Gretchen also doesn’t allow the dogs in the front seat because of air bags. She recommends getting cloth seats, not leather, because dog toenails aren’t retractable and will cut right into the leather. Though she doesn’t shop at George, she does recommend some kind of throw for the back-seat area. She uses a medium-sized rug draped over the back seat and attached by pushing the head rest through it. The very back area of the Mercedes is fluffed up with a variety of blankets, throws and towels.
What about the smell? I asked Gretchen.

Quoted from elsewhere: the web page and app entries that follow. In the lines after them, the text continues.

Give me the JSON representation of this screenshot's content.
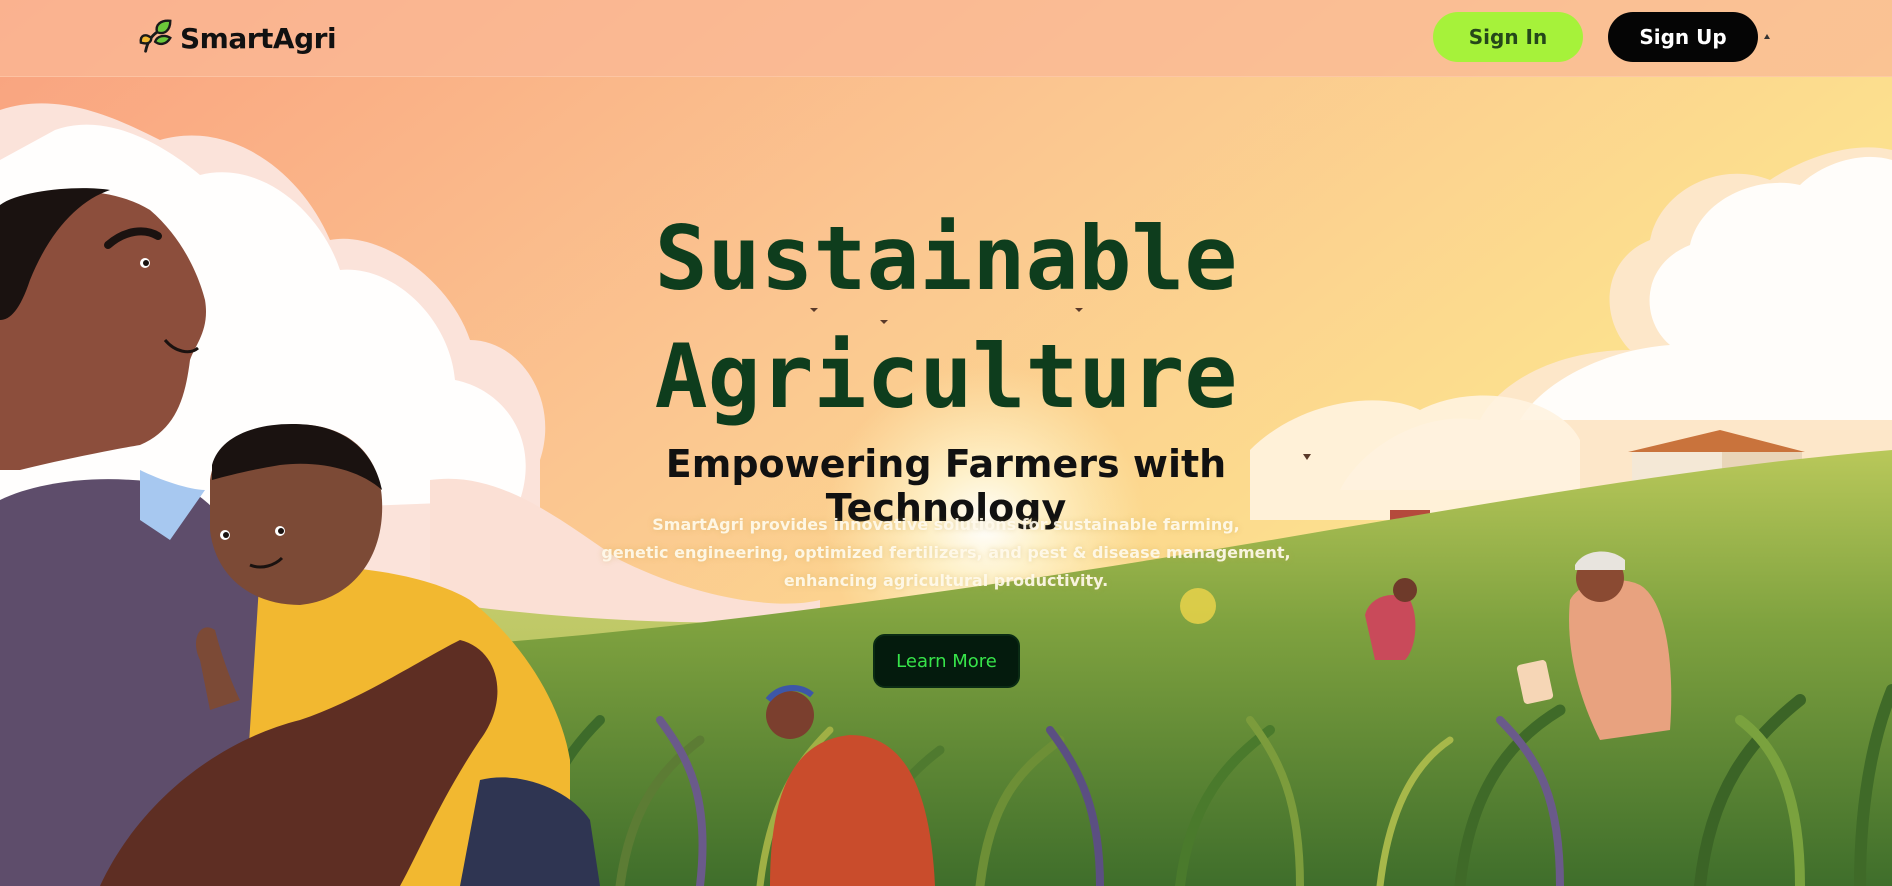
{
  "app": {
    "title": "SmartAgri"
  },
  "navbar": {
    "brand_name": "SmartAgri",
    "sign_in_label": "Sign In",
    "sign_up_label": "Sign Up"
  },
  "hero": {
    "title_line1": "Sustainable",
    "title_line2": "Agriculture",
    "subtitle": "Empowering Farmers with Technology",
    "description_line1": "SmartAgri provides innovative solutions for sustainable farming,",
    "description_line2": "genetic engineering, optimized fertilizers, and pest & disease management,",
    "description_line3": "enhancing agricultural productivity.",
    "cta_label": "Learn More"
  },
  "icons": {
    "logo": "sprout-icon",
    "caret": "caret-up-icon"
  },
  "colors": {
    "accent_green": "#a6f23a",
    "title_green": "#0e3d1d",
    "cta_text": "#37e44a",
    "dark": "#050505"
  }
}
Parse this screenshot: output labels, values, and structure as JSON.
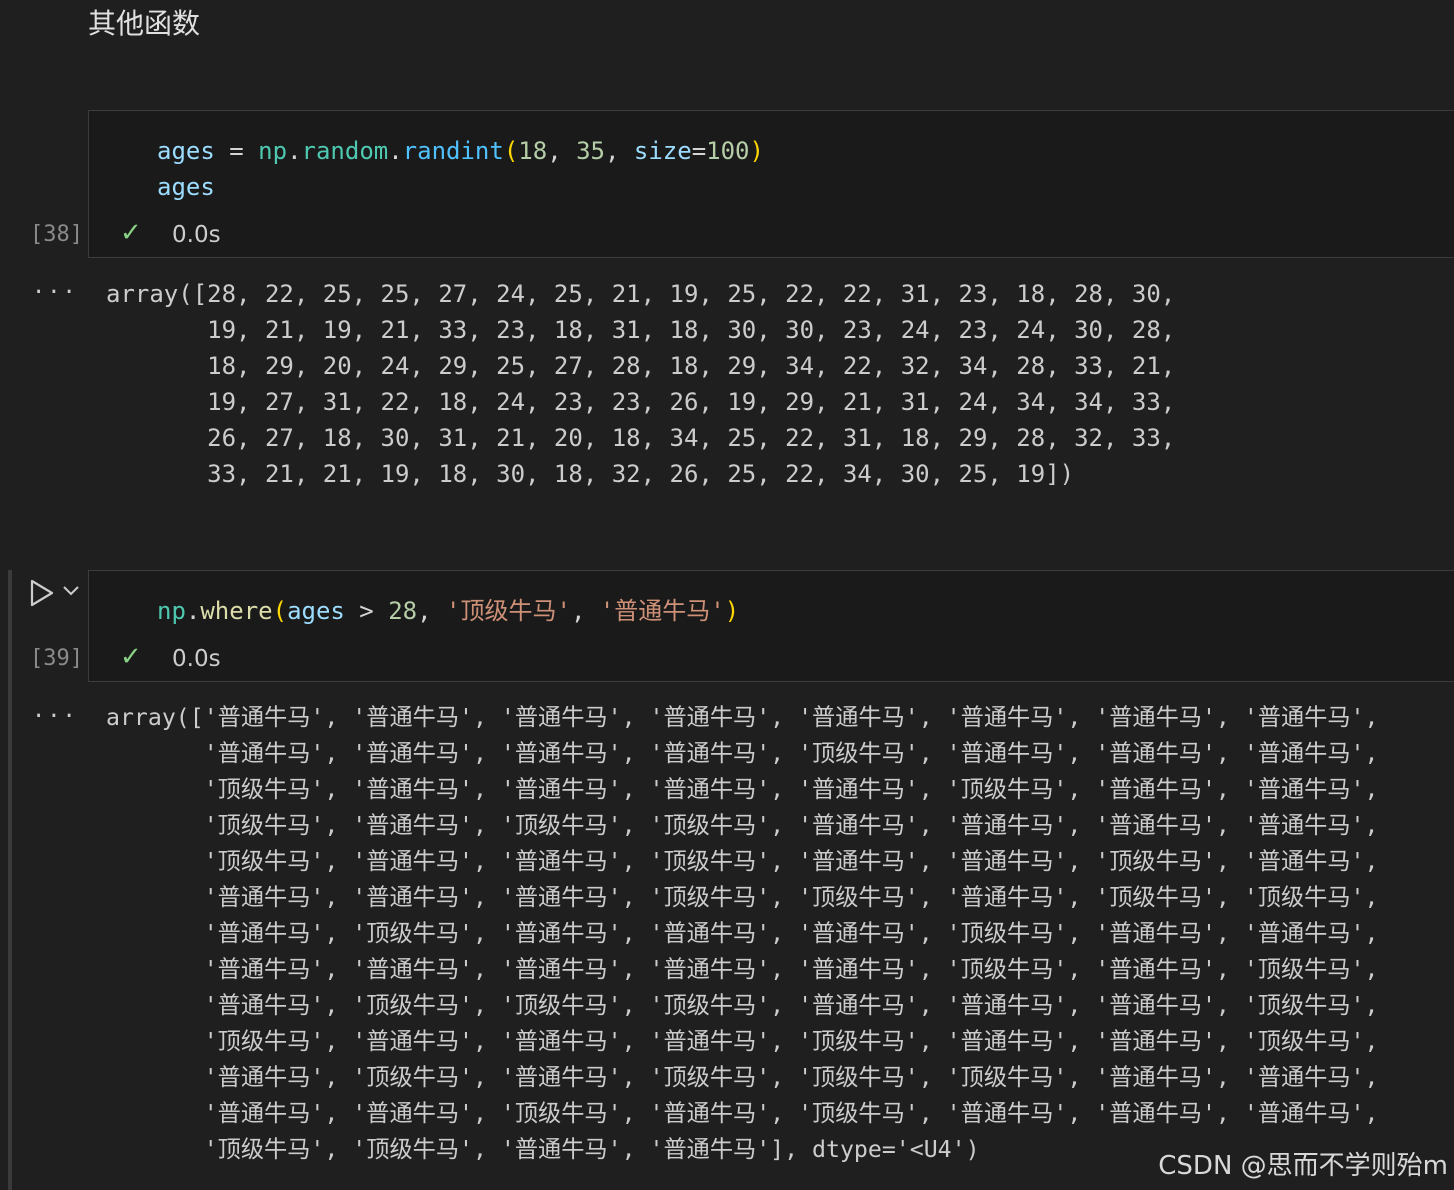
{
  "markdown": {
    "heading": "其他函数"
  },
  "cell38": {
    "exec_count": "[38]",
    "duration": "0.0s",
    "code": {
      "l1": {
        "var": "ages",
        "eq": " = ",
        "mod": "np",
        "dot1": ".",
        "attr": "random",
        "dot2": ".",
        "fn": "randint",
        "lp": "(",
        "a1": "18",
        "c1": ", ",
        "a2": "35",
        "c2": ", ",
        "kw": "size",
        "eq2": "=",
        "a3": "100",
        "rp": ")"
      },
      "l2": "ages"
    },
    "output_marker": "···",
    "output": "array([28, 22, 25, 25, 27, 24, 25, 21, 19, 25, 22, 22, 31, 23, 18, 28, 30,\n       19, 21, 19, 21, 33, 23, 18, 31, 18, 30, 30, 23, 24, 23, 24, 30, 28,\n       18, 29, 20, 24, 29, 25, 27, 28, 18, 29, 34, 22, 32, 34, 28, 33, 21,\n       19, 27, 31, 22, 18, 24, 23, 23, 26, 19, 29, 21, 31, 24, 34, 34, 33,\n       26, 27, 18, 30, 31, 21, 20, 18, 34, 25, 22, 31, 18, 29, 28, 32, 33,\n       33, 21, 21, 19, 18, 30, 18, 32, 26, 25, 22, 34, 30, 25, 19])"
  },
  "cell39": {
    "exec_count": "[39]",
    "duration": "0.0s",
    "code": {
      "mod": "np",
      "dot": ".",
      "fn": "where",
      "lp": "(",
      "var": "ages",
      "op": " > ",
      "num": "28",
      "c1": ", ",
      "s1": "'顶级牛马'",
      "c2": ", ",
      "s2": "'普通牛马'",
      "rp": ")"
    },
    "output_marker": "···",
    "output": "array(['普通牛马', '普通牛马', '普通牛马', '普通牛马', '普通牛马', '普通牛马', '普通牛马', '普通牛马',\n       '普通牛马', '普通牛马', '普通牛马', '普通牛马', '顶级牛马', '普通牛马', '普通牛马', '普通牛马',\n       '顶级牛马', '普通牛马', '普通牛马', '普通牛马', '普通牛马', '顶级牛马', '普通牛马', '普通牛马',\n       '顶级牛马', '普通牛马', '顶级牛马', '顶级牛马', '普通牛马', '普通牛马', '普通牛马', '普通牛马',\n       '顶级牛马', '普通牛马', '普通牛马', '顶级牛马', '普通牛马', '普通牛马', '顶级牛马', '普通牛马',\n       '普通牛马', '普通牛马', '普通牛马', '顶级牛马', '顶级牛马', '普通牛马', '顶级牛马', '顶级牛马',\n       '普通牛马', '顶级牛马', '普通牛马', '普通牛马', '普通牛马', '顶级牛马', '普通牛马', '普通牛马',\n       '普通牛马', '普通牛马', '普通牛马', '普通牛马', '普通牛马', '顶级牛马', '普通牛马', '顶级牛马',\n       '普通牛马', '顶级牛马', '顶级牛马', '顶级牛马', '普通牛马', '普通牛马', '普通牛马', '顶级牛马',\n       '顶级牛马', '普通牛马', '普通牛马', '普通牛马', '顶级牛马', '普通牛马', '普通牛马', '顶级牛马',\n       '普通牛马', '顶级牛马', '普通牛马', '顶级牛马', '顶级牛马', '顶级牛马', '普通牛马', '普通牛马',\n       '普通牛马', '普通牛马', '顶级牛马', '普通牛马', '顶级牛马', '普通牛马', '普通牛马', '普通牛马',\n       '顶级牛马', '顶级牛马', '普通牛马', '普通牛马'], dtype='<U4')"
  },
  "watermark": "CSDN @思而不学则殆m",
  "colors": {
    "background": "#1f1f1f",
    "success": "#89d185",
    "variable": "#9cdcfe",
    "function": "#dcdcaa",
    "module": "#4ec9b0",
    "number": "#b5cea8",
    "string": "#ce9178"
  },
  "icons": {
    "run": "play-icon",
    "run_options": "chevron-down-icon",
    "status": "check-icon"
  }
}
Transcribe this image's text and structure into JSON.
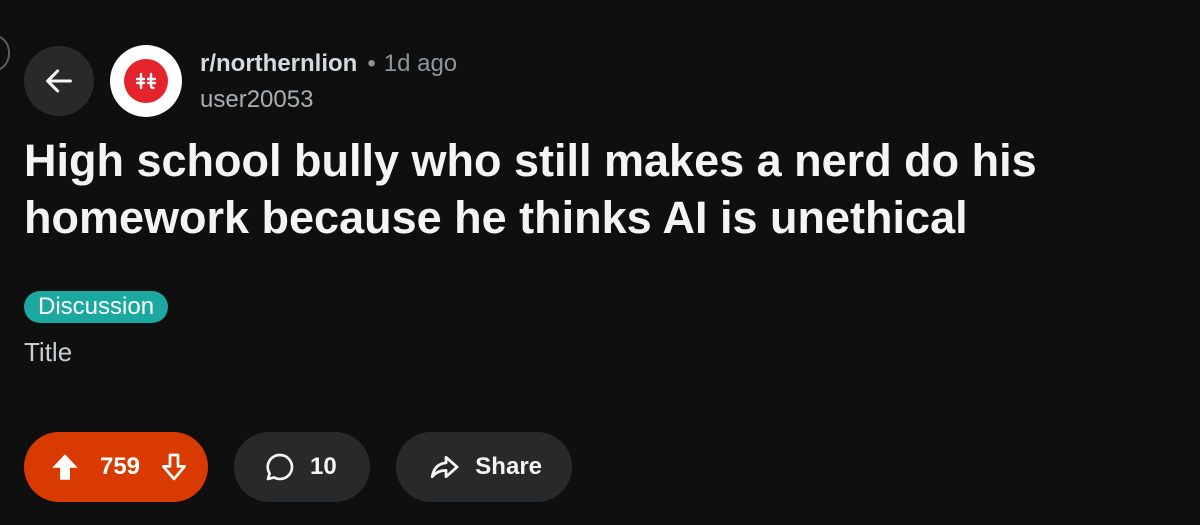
{
  "post": {
    "subreddit": "r/northernlion",
    "separator": "•",
    "time_ago": "1d ago",
    "author": "user20053",
    "title": "High school bully who still makes a nerd do his homework because he thinks AI is unethical",
    "flair": "Discussion",
    "body": "Title"
  },
  "actions": {
    "vote_count": "759",
    "comment_count": "10",
    "share_label": "Share"
  },
  "icons": {
    "back": "arrow-left-icon",
    "subreddit_avatar": "northernlion-logo",
    "upvote": "upvote-arrow-icon",
    "downvote": "downvote-arrow-icon",
    "comment": "speech-bubble-icon",
    "share": "share-arrow-icon"
  },
  "colors": {
    "background": "#0f0f10",
    "vote_active": "#d93a00",
    "flair": "#1ba8a0",
    "pill_bg": "#27292b",
    "avatar_red": "#e4232b"
  }
}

“It’s getting a little smelly, especially when we go to the beach,” she says. “I’m not good with proactive cleaning, just every couple of weeks I get out the Shop-Vac and hose down the outside and wash the dog slobber off the windows.” Gretchen admits that she isn’t the kind of person who’s anal retentive about her car. “I don’t care if my car looks great all the time,” she says. “It’s just a car, not a fashion statement.”
But she knows some people who use having dogs as an excuse to buy another, bigger car, like a couple who have two Great Danes and drive an enormous Ford 350. “In that case, the truck makes sense. But for me, I don’t want them to have too much room; they get tossed around too much.”
Another tip Gretchen offers is to always have water and a dog dish with you in the car. I had no idea that dog safety in the car was such a hot issue for pet owners! Remember to keep little Lulu safe this summer season.
Send your favorite dog/car combination to [email protected]
From the June 29-July 5, 2005 issue of the North Bay Bohemian.
© 2005 Metro Publishing Inc.